Looking at the entries underneath, work out how many lines contain "README". Write only that number.

>>

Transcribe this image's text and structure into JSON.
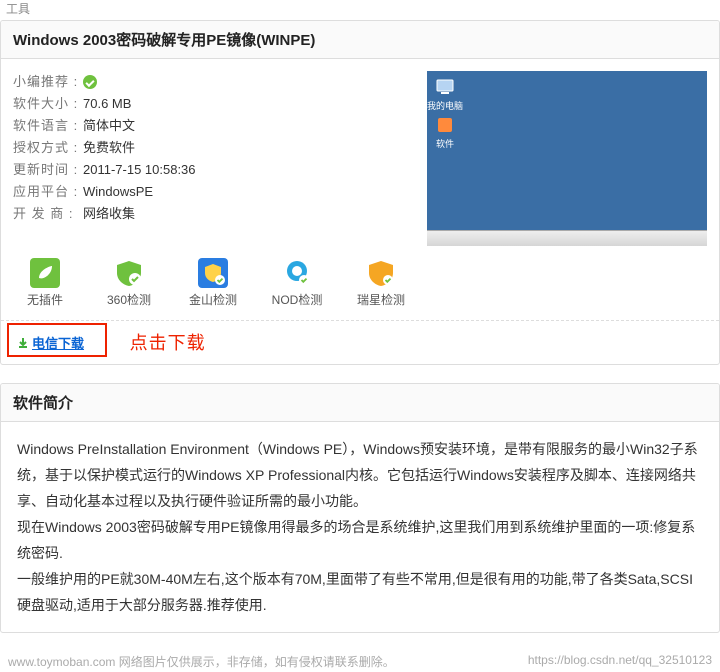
{
  "crumb": "工具",
  "title": "Windows 2003密码破解专用PE镜像(WINPE)",
  "info": {
    "label_recommend": "小编推荐 :",
    "label_size": "软件大小 :",
    "size": "70.6 MB",
    "label_lang": "软件语言 :",
    "lang": "简体中文",
    "label_license": "授权方式 :",
    "license": "免费软件",
    "label_updated": "更新时间 :",
    "updated": "2011-7-15 10:58:36",
    "label_platform": "应用平台 :",
    "platform": "WindowsPE",
    "label_dev": "开 发 商 :",
    "dev": "网络收集"
  },
  "shot": {
    "icon1": "我的电脑",
    "icon2": "软件"
  },
  "checks": [
    {
      "name": "无插件"
    },
    {
      "name": "360检测"
    },
    {
      "name": "金山检测"
    },
    {
      "name": "NOD检测"
    },
    {
      "name": "瑞星检测"
    }
  ],
  "download": {
    "label": "电信下载",
    "hint": "点击下载"
  },
  "desc": {
    "header": "软件简介",
    "p1": "Windows PreInstallation Environment（Windows PE），Windows预安装环境，是带有限服务的最小Win32子系统，基于以保护模式运行的Windows XP Professional内核。它包括运行Windows安装程序及脚本、连接网络共享、自动化基本过程以及执行硬件验证所需的最小功能。",
    "p2": "现在Windows 2003密码破解专用PE镜像用得最多的场合是系统维护,这里我们用到系统维护里面的一项:修复系统密码.",
    "p3": "一般维护用的PE就30M-40M左右,这个版本有70M,里面带了有些不常用,但是很有用的功能,带了各类Sata,SCSI硬盘驱动,适用于大部分服务器.推荐使用."
  },
  "footer": {
    "left": "www.toymoban.com 网络图片仅供展示，非存储，如有侵权请联系删除。",
    "right": "https://blog.csdn.net/qq_32510123"
  }
}
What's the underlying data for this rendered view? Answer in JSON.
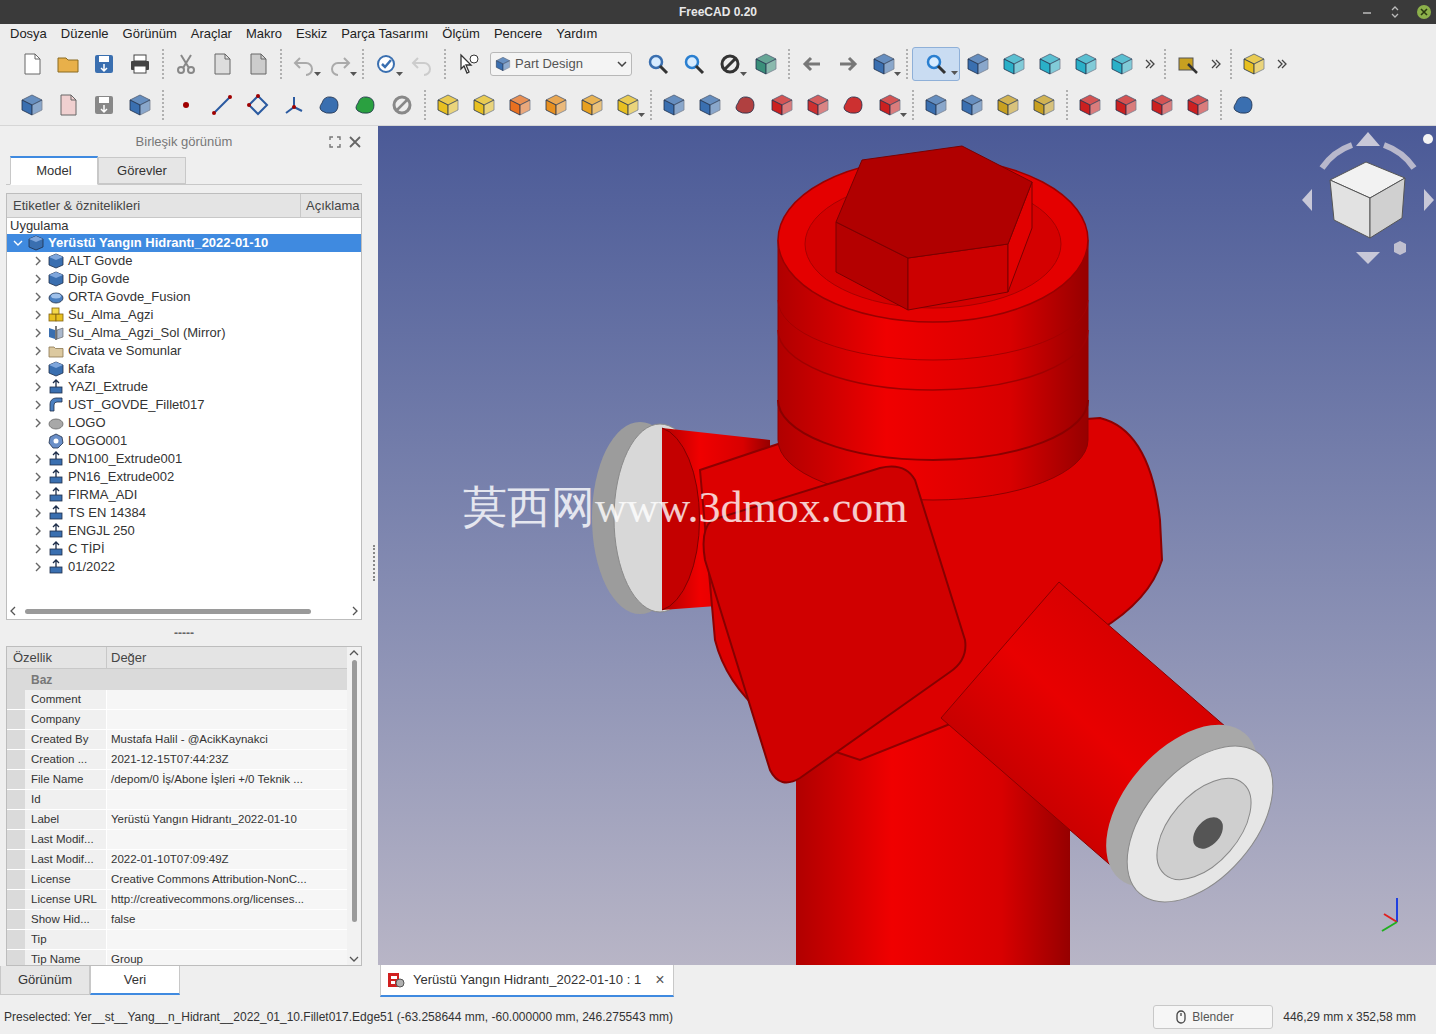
{
  "window": {
    "title": "FreeCAD 0.20"
  },
  "menu": [
    "Dosya",
    "Düzenle",
    "Görünüm",
    "Araçlar",
    "Makro",
    "Eskiz",
    "Parça Tasarımı",
    "Ölçüm",
    "Pencere",
    "Yardım"
  ],
  "toolbar": {
    "workbench": "Part Design"
  },
  "combo_view": {
    "title": "Birleşik görünüm",
    "tabs": [
      {
        "label": "Model",
        "selected": true
      },
      {
        "label": "Görevler",
        "selected": false
      }
    ]
  },
  "tree": {
    "columns": [
      "Etiketler & öznitelikleri",
      "Açıklama"
    ],
    "group": "Uygulama",
    "root": {
      "label": "Yerüstü Yangın Hidrantı_2022-01-10",
      "selected": true,
      "expanded": true
    },
    "items": [
      {
        "label": "ALT Govde",
        "kind": "body",
        "has_children": true,
        "expanded": false,
        "selected": false
      },
      {
        "label": "Dip Govde",
        "kind": "body",
        "has_children": true,
        "expanded": false,
        "selected": false
      },
      {
        "label": "ORTA Govde_Fusion",
        "kind": "fusion",
        "has_children": true,
        "expanded": false,
        "selected": false
      },
      {
        "label": "Su_Alma_Agzi",
        "kind": "part",
        "has_children": true,
        "expanded": false,
        "selected": false
      },
      {
        "label": "Su_Alma_Agzi_Sol (Mirror)",
        "kind": "mirror",
        "has_children": true,
        "expanded": false,
        "selected": false
      },
      {
        "label": "Civata ve Somunlar",
        "kind": "folder",
        "has_children": true,
        "expanded": false,
        "selected": false
      },
      {
        "label": "Kafa",
        "kind": "body",
        "has_children": true,
        "expanded": false,
        "selected": false
      },
      {
        "label": "YAZI_Extrude",
        "kind": "extrude",
        "has_children": true,
        "expanded": false,
        "selected": false
      },
      {
        "label": "UST_GOVDE_Fillet017",
        "kind": "fillet",
        "has_children": true,
        "expanded": false,
        "selected": false
      },
      {
        "label": "LOGO",
        "kind": "shape",
        "has_children": true,
        "expanded": false,
        "selected": false
      },
      {
        "label": "LOGO001",
        "kind": "clone",
        "has_children": false,
        "expanded": false,
        "selected": false
      },
      {
        "label": "DN100_Extrude001",
        "kind": "extrude",
        "has_children": true,
        "expanded": false,
        "selected": false
      },
      {
        "label": "PN16_Extrude002",
        "kind": "extrude",
        "has_children": true,
        "expanded": false,
        "selected": false
      },
      {
        "label": "FIRMA_ADI",
        "kind": "extrude",
        "has_children": true,
        "expanded": false,
        "selected": false
      },
      {
        "label": "TS EN 14384",
        "kind": "extrude",
        "has_children": true,
        "expanded": false,
        "selected": false
      },
      {
        "label": "ENGJL 250",
        "kind": "extrude",
        "has_children": true,
        "expanded": false,
        "selected": false
      },
      {
        "label": "C TİPİ",
        "kind": "extrude",
        "has_children": true,
        "expanded": false,
        "selected": false
      },
      {
        "label": "01/2022",
        "kind": "extrude",
        "has_children": true,
        "expanded": false,
        "selected": false
      }
    ]
  },
  "splitter": "-----",
  "properties": {
    "columns": [
      "Özellik",
      "Değer"
    ],
    "group": "Baz",
    "rows": [
      [
        "Comment",
        ""
      ],
      [
        "Company",
        ""
      ],
      [
        "Created By",
        "Mustafa Halil - @AcikKaynakci"
      ],
      [
        "Creation ...",
        "2021-12-15T07:44:23Z"
      ],
      [
        "File Name",
        "/depom/0 İş/Abone İşleri +/0 Teknik ..."
      ],
      [
        "Id",
        ""
      ],
      [
        "Label",
        "Yerüstü Yangın Hidrantı_2022-01-10"
      ],
      [
        "Last Modif...",
        ""
      ],
      [
        "Last Modif...",
        "2022-01-10T07:09:49Z"
      ],
      [
        "License",
        "Creative Commons Attribution-NonC..."
      ],
      [
        "License URL",
        "http://creativecommons.org/licenses..."
      ],
      [
        "Show Hid...",
        "false"
      ],
      [
        "Tip",
        ""
      ],
      [
        "Tip Name",
        "Group"
      ]
    ]
  },
  "panel_tabs": [
    {
      "label": "Görünüm",
      "selected": false
    },
    {
      "label": "Veri",
      "selected": true
    }
  ],
  "viewport": {
    "watermark": "莫西网www.3dmox.com"
  },
  "document_tabs": [
    {
      "label": "Yerüstü Yangın Hidrantı_2022-01-10 : 1",
      "selected": true,
      "close": "×"
    }
  ],
  "status_bar": {
    "message": "Preselected: Yer__st__Yang__n_Hidrant__2022_01_10.Fillet017.Edge51 (-63.258644 mm, -60.000000 mm, 246.275543 mm)",
    "navigation": "Blender",
    "dimensions": "446,29 mm x 352,58 mm"
  }
}
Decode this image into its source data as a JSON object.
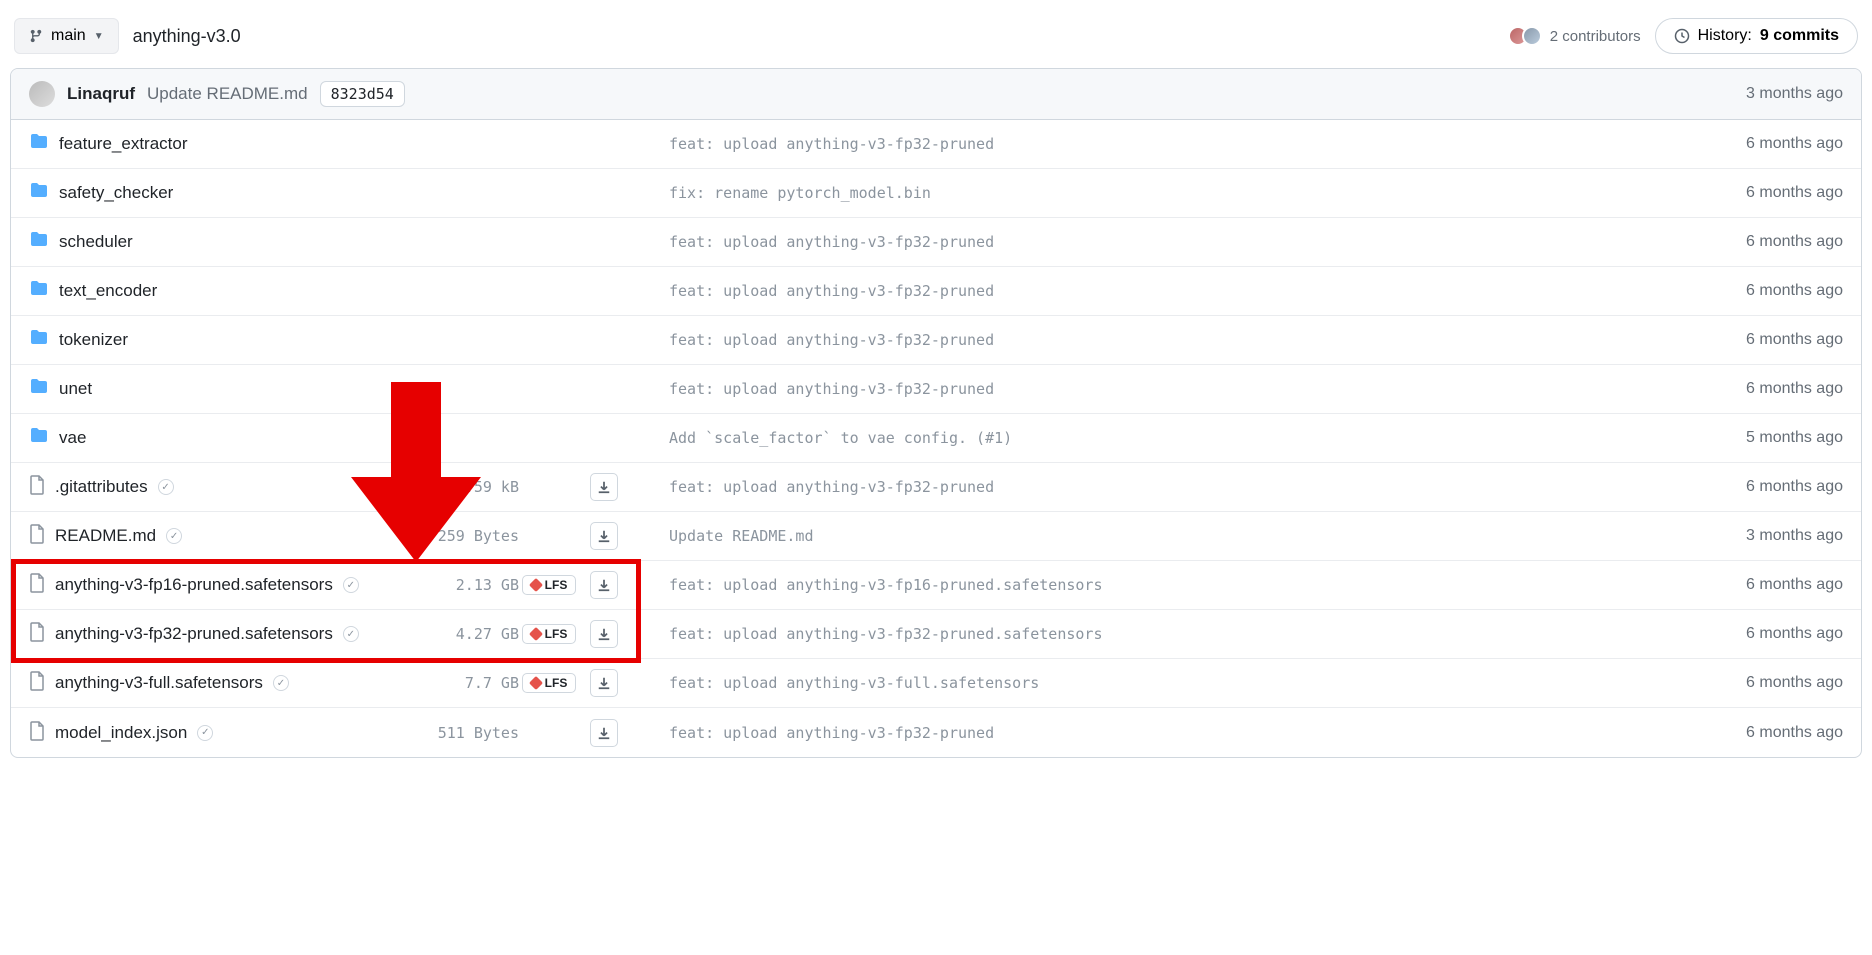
{
  "header": {
    "branch": "main",
    "repo": "anything-v3.0",
    "contributors_count": "2 contributors",
    "history_label": "History:",
    "history_count": "9 commits"
  },
  "commit": {
    "author": "Linaqruf",
    "message": "Update README.md",
    "sha": "8323d54",
    "age": "3 months ago"
  },
  "lfs_label": "LFS",
  "files": [
    {
      "type": "folder",
      "name": "feature_extractor",
      "msg": "feat: upload anything-v3-fp32-pruned",
      "age": "6 months ago"
    },
    {
      "type": "folder",
      "name": "safety_checker",
      "msg": "fix: rename pytorch_model.bin",
      "age": "6 months ago"
    },
    {
      "type": "folder",
      "name": "scheduler",
      "msg": "feat: upload anything-v3-fp32-pruned",
      "age": "6 months ago"
    },
    {
      "type": "folder",
      "name": "text_encoder",
      "msg": "feat: upload anything-v3-fp32-pruned",
      "age": "6 months ago"
    },
    {
      "type": "folder",
      "name": "tokenizer",
      "msg": "feat: upload anything-v3-fp32-pruned",
      "age": "6 months ago"
    },
    {
      "type": "folder",
      "name": "unet",
      "msg": "feat: upload anything-v3-fp32-pruned",
      "age": "6 months ago"
    },
    {
      "type": "folder",
      "name": "vae",
      "msg": "Add `scale_factor` to vae config. (#1)",
      "age": "5 months ago"
    },
    {
      "type": "file",
      "name": ".gitattributes",
      "verified": true,
      "size": "1.59 kB",
      "download": true,
      "msg": "feat: upload anything-v3-fp32-pruned",
      "age": "6 months ago"
    },
    {
      "type": "file",
      "name": "README.md",
      "verified": true,
      "size": "259 Bytes",
      "download": true,
      "msg": "Update README.md",
      "age": "3 months ago"
    },
    {
      "type": "file",
      "name": "anything-v3-fp16-pruned.safetensors",
      "verified": true,
      "size": "2.13 GB",
      "lfs": true,
      "download": true,
      "msg": "feat: upload anything-v3-fp16-pruned.safetensors",
      "age": "6 months ago",
      "highlighted": true
    },
    {
      "type": "file",
      "name": "anything-v3-fp32-pruned.safetensors",
      "verified": true,
      "size": "4.27 GB",
      "lfs": true,
      "download": true,
      "msg": "feat: upload anything-v3-fp32-pruned.safetensors",
      "age": "6 months ago",
      "highlighted": true
    },
    {
      "type": "file",
      "name": "anything-v3-full.safetensors",
      "verified": true,
      "size": "7.7 GB",
      "lfs": true,
      "download": true,
      "msg": "feat: upload anything-v3-full.safetensors",
      "age": "6 months ago"
    },
    {
      "type": "file",
      "name": "model_index.json",
      "verified": true,
      "size": "511 Bytes",
      "download": true,
      "msg": "feat: upload anything-v3-fp32-pruned",
      "age": "6 months ago"
    }
  ],
  "annotation": {
    "arrow_color": "#e60000"
  }
}
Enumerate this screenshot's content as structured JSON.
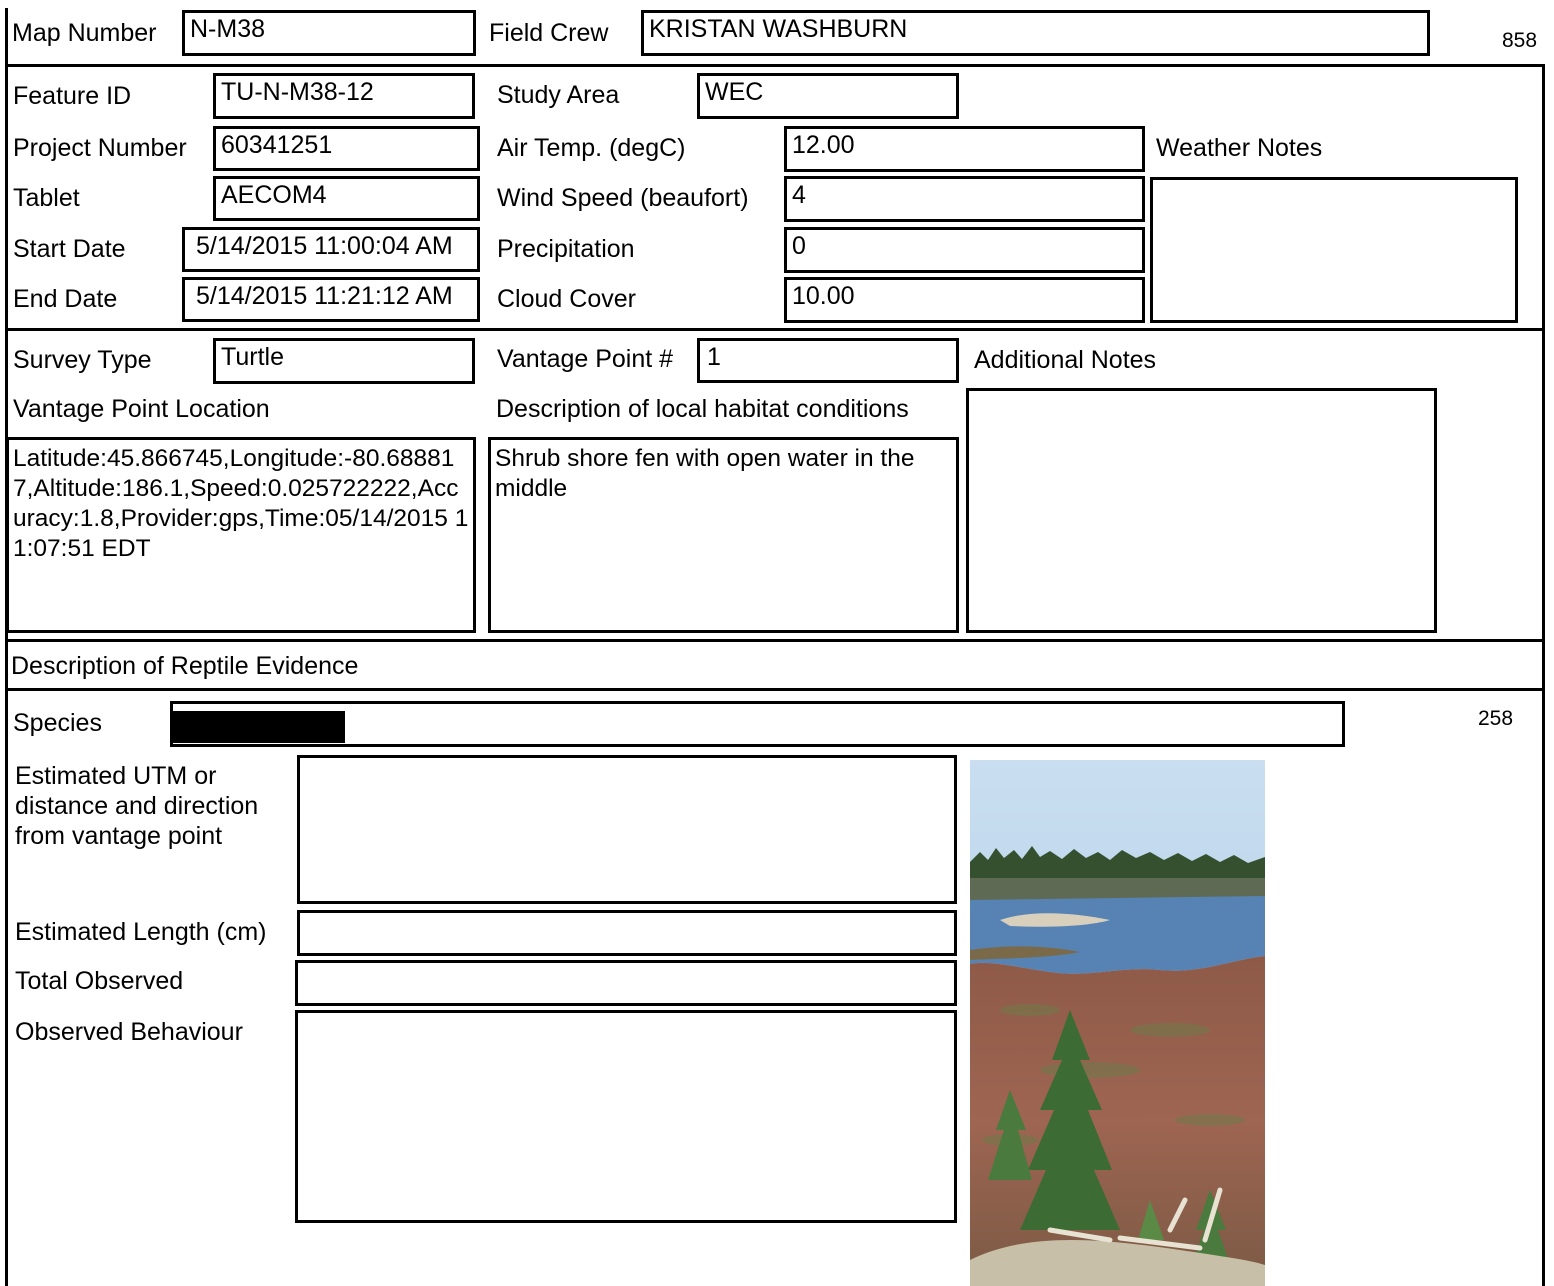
{
  "header": {
    "map_number_label": "Map Number",
    "map_number_value": "N-M38",
    "field_crew_label": "Field Crew",
    "field_crew_value": "KRISTAN WASHBURN",
    "page_code_top": "858"
  },
  "site": {
    "feature_id_label": "Feature ID",
    "feature_id_value": "TU-N-M38-12",
    "project_number_label": "Project Number",
    "project_number_value": "60341251",
    "tablet_label": "Tablet",
    "tablet_value": "AECOM4",
    "start_date_label": "Start Date",
    "start_date_value": "5/14/2015 11:00:04 AM",
    "end_date_label": "End Date",
    "end_date_value": "5/14/2015 11:21:12 AM",
    "study_area_label": "Study Area",
    "study_area_value": "WEC",
    "air_temp_label": "Air Temp. (degC)",
    "air_temp_value": "12.00",
    "wind_speed_label": "Wind Speed (beaufort)",
    "wind_speed_value": "4",
    "precipitation_label": "Precipitation",
    "precipitation_value": "0",
    "cloud_cover_label": "Cloud Cover",
    "cloud_cover_value": "10.00",
    "weather_notes_label": "Weather Notes",
    "weather_notes_value": ""
  },
  "survey": {
    "survey_type_label": "Survey Type",
    "survey_type_value": "Turtle",
    "vantage_point_label": "Vantage Point #",
    "vantage_point_value": "1",
    "additional_notes_label": "Additional Notes",
    "additional_notes_value": "",
    "vantage_location_label": "Vantage Point Location",
    "vantage_location_value": "Latitude:45.866745,Longitude:-80.688817,Altitude:186.1,Speed:0.025722222,Accuracy:1.8,Provider:gps,Time:05/14/2015 11:07:51 EDT",
    "habitat_label": "Description of local habitat conditions",
    "habitat_value": "Shrub shore fen with open water in the middle"
  },
  "evidence": {
    "section_title": "Description of Reptile Evidence",
    "species_label": "Species",
    "page_code_side": "258",
    "utm_label": "Estimated UTM or distance and direction from vantage point",
    "utm_value": "",
    "length_label": "Estimated Length (cm)",
    "length_value": "",
    "total_label": "Total Observed",
    "total_value": "",
    "behaviour_label": "Observed Behaviour",
    "behaviour_value": ""
  },
  "colors": {
    "sky": "#b9d3ea",
    "water": "#4f7fb0",
    "treeline": "#2f4a2e",
    "fen": "#9a5b4a",
    "spruce": "#3f6e35",
    "redaction": "#000000"
  }
}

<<

◆ Result:
3